TASK INSTRUCTIONS: Pull each line containing "výraz" from the data.

Collection entries:
• • •
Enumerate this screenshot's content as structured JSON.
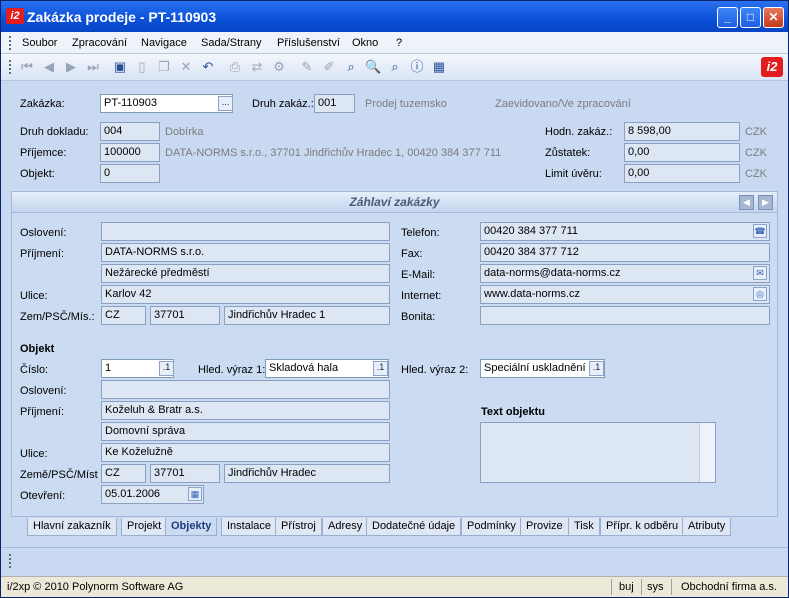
{
  "window": {
    "title": "Zakázka prodeje - PT-110903",
    "app_icon": "i2"
  },
  "menu": [
    "Soubor",
    "Zpracování",
    "Navigace",
    "Sada/Strany",
    "Příslušenství",
    "Okno",
    "?"
  ],
  "header": {
    "zakazka_label": "Zakázka:",
    "zakazka_value": "PT-110903",
    "druh_zakaz_label": "Druh zakáz.:",
    "druh_zakaz_value": "001",
    "druh_zakaz_text": "Prodej tuzemsko",
    "state_text": "Zaevidovano/Ve zpracování",
    "druh_dokladu_label": "Druh dokladu:",
    "druh_dokladu_value": "004",
    "druh_dokladu_text": "Dobírka",
    "prijemce_label": "Příjemce:",
    "prijemce_value": "100000",
    "prijemce_text": "DATA-NORMS s.r.o., 37701 Jindřichův Hradec 1, 00420 384 377 711",
    "objekt_label": "Objekt:",
    "objekt_value": "0",
    "hodn_label": "Hodn. zakáz.:",
    "hodn_value": "8 598,00",
    "hodn_cur": "CZK",
    "zustatek_label": "Zůstatek:",
    "zustatek_value": "0,00",
    "zustatek_cur": "CZK",
    "limit_label": "Limit úvěru:",
    "limit_value": "0,00",
    "limit_cur": "CZK"
  },
  "panel": {
    "title": "Záhlaví zakázky",
    "osloveni_label": "Oslovení:",
    "osloveni_value": "",
    "prijmeni_label": "Příjmení:",
    "prijmeni_value": "DATA-NORMS s.r.o.",
    "prijmeni_value2": "Nežárecké předměstí",
    "ulice_label": "Ulice:",
    "ulice_value": "Karlov 42",
    "zem_label": "Zem/PSČ/Mís.:",
    "zem_value": "CZ",
    "psc_value": "37701",
    "misto_value": "Jindřichův Hradec 1",
    "telefon_label": "Telefon:",
    "telefon_value": "00420 384 377 711",
    "fax_label": "Fax:",
    "fax_value": "00420 384 377 712",
    "email_label": "E-Mail:",
    "email_value": "data-norms@data-norms.cz",
    "internet_label": "Internet:",
    "internet_value": "www.data-norms.cz",
    "bonita_label": "Bonita:",
    "bonita_value": "",
    "objekt_heading": "Objekt",
    "cislo_label": "Číslo:",
    "cislo_value": "1",
    "hled1_label": "Hled. výraz 1:",
    "hled1_value": "Skladová hala",
    "hled2_label": "Hled. výraz 2:",
    "hled2_value": "Speciální uskladnění",
    "o_osloveni_label": "Oslovení:",
    "o_osloveni_value": "",
    "o_prijmeni_label": "Příjmení:",
    "o_prijmeni_value": "Koželuh & Bratr a.s.",
    "o_prijmeni_value2": "Domovní správa",
    "o_ulice_label": "Ulice:",
    "o_ulice_value": "Ke Koželužně",
    "o_zem_label": "Země/PSČ/Míst",
    "o_zem_value": "CZ",
    "o_psc_value": "37701",
    "o_misto_value": "Jindřichův Hradec",
    "otevreni_label": "Otevření:",
    "otevreni_value": "05.01.2006",
    "text_objektu_label": "Text objektu"
  },
  "tabs": [
    "Hlavní zakazník",
    "Projekt",
    "Objekty",
    "Instalace",
    "Přístroj",
    "Adresy",
    "Dodatečné údaje",
    "Podmínky",
    "Provize",
    "Tisk",
    "Přípr. k odběru",
    "Atributy"
  ],
  "status": {
    "copyright": "i/2xp © 2010 Polynorm Software AG",
    "user": "buj",
    "db": "sys",
    "company": "Obchodní firma a.s."
  }
}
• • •
EXERCISE SOLUTION:
    "hled1_label": "Hled. výraz 1:",
    "hled2_label": "Hled. výraz 2:",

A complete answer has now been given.